__WHAT THIS TASK INVOLVES__
If a line in the listing below contains "primary", return that line.
THE DATA START
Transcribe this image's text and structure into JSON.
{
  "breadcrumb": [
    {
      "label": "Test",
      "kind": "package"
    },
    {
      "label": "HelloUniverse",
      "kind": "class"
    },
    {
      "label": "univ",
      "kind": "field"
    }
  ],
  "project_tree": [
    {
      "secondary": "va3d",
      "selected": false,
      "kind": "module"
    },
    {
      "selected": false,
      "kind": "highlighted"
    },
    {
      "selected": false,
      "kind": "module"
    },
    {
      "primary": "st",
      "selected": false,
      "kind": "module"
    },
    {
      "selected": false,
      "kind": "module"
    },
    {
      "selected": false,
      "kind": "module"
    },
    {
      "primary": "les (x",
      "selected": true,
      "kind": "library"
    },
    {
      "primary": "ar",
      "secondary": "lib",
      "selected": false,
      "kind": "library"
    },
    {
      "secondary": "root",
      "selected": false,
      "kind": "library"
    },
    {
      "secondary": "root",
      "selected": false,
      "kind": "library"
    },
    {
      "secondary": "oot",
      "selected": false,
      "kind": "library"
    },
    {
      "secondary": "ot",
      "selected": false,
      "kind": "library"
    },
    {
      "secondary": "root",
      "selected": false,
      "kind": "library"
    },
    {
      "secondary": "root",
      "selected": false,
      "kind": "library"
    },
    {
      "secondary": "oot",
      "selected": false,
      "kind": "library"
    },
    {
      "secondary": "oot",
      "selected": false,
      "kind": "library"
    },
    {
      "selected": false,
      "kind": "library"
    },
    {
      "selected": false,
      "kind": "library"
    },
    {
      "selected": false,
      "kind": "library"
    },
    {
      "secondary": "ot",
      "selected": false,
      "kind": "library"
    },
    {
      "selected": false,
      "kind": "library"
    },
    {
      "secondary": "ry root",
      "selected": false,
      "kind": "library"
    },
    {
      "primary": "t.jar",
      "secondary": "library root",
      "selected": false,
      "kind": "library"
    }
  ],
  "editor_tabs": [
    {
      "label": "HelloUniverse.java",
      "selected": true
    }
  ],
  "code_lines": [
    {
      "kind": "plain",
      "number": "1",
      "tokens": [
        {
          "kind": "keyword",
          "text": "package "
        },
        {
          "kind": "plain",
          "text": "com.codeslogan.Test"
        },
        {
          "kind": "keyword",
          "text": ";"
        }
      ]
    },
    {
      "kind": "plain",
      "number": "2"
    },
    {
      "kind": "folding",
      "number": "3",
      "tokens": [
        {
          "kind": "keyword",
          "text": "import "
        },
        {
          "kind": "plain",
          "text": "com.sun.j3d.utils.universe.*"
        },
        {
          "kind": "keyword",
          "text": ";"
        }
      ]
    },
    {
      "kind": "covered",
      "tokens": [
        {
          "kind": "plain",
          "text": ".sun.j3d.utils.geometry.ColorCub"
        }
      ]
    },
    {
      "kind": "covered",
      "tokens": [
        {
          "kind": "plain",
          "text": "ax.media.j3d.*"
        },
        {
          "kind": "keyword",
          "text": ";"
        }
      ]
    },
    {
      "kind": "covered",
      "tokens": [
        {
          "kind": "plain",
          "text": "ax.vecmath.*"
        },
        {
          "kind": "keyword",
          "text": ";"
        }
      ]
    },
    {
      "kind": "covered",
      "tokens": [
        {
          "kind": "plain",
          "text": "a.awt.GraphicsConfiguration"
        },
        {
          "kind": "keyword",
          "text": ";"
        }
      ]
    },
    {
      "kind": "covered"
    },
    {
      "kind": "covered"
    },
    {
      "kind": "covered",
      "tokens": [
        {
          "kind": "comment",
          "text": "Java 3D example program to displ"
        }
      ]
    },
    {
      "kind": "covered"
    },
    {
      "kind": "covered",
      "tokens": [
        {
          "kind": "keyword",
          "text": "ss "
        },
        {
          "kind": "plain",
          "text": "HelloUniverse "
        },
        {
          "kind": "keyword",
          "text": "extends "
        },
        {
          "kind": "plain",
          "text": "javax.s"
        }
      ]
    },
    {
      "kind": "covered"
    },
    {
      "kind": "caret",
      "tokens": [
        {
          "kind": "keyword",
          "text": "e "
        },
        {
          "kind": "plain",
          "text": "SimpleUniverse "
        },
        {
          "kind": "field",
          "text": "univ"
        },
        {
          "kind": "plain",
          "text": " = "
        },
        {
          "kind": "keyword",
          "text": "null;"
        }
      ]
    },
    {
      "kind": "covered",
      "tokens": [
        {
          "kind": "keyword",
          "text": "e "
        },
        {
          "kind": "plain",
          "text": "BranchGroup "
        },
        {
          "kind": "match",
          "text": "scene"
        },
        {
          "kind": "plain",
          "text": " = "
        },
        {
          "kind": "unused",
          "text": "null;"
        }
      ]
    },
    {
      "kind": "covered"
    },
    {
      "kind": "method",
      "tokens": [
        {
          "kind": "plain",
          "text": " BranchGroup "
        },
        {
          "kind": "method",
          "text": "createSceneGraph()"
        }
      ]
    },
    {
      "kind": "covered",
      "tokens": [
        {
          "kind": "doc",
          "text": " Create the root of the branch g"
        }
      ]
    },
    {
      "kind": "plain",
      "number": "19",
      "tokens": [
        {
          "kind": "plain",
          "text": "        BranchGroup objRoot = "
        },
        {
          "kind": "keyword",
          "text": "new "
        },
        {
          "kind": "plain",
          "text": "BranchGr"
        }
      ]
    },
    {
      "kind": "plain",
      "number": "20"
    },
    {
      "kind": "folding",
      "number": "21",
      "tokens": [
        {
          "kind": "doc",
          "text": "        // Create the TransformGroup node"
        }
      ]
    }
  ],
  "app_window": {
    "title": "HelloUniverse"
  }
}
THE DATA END
__ANSWER TO THIS PROBLEM__
      "primary": "st",
      "primary": "les (x",
      "primary": "ar",
      "primary": "t.jar",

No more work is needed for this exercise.